'''

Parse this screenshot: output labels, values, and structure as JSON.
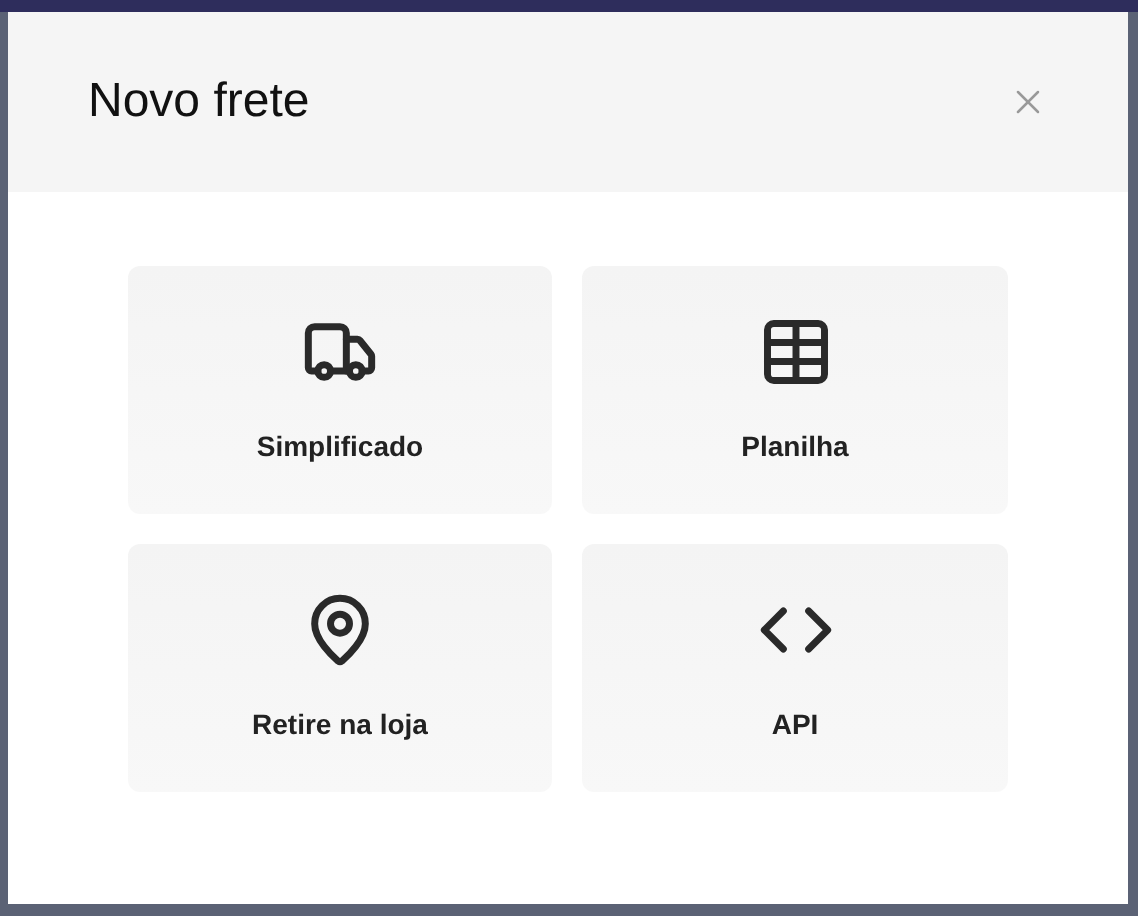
{
  "dialog": {
    "title": "Novo frete",
    "options": [
      {
        "kind": "truck",
        "label": "Simplificado"
      },
      {
        "kind": "table",
        "label": "Planilha"
      },
      {
        "kind": "pin",
        "label": "Retire na loja"
      },
      {
        "kind": "code",
        "label": "API"
      }
    ]
  }
}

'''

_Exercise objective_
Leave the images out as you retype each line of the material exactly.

_Solution to this problem_
Parse this screenshot: output labels, values, and structure as JSON.
{
  "dialog": {
    "title": "Novo frete",
    "options": [
      {
        "kind": "truck",
        "label": "Simplificado"
      },
      {
        "kind": "table",
        "label": "Planilha"
      },
      {
        "kind": "pin",
        "label": "Retire na loja"
      },
      {
        "kind": "code",
        "label": "API"
      }
    ]
  }
}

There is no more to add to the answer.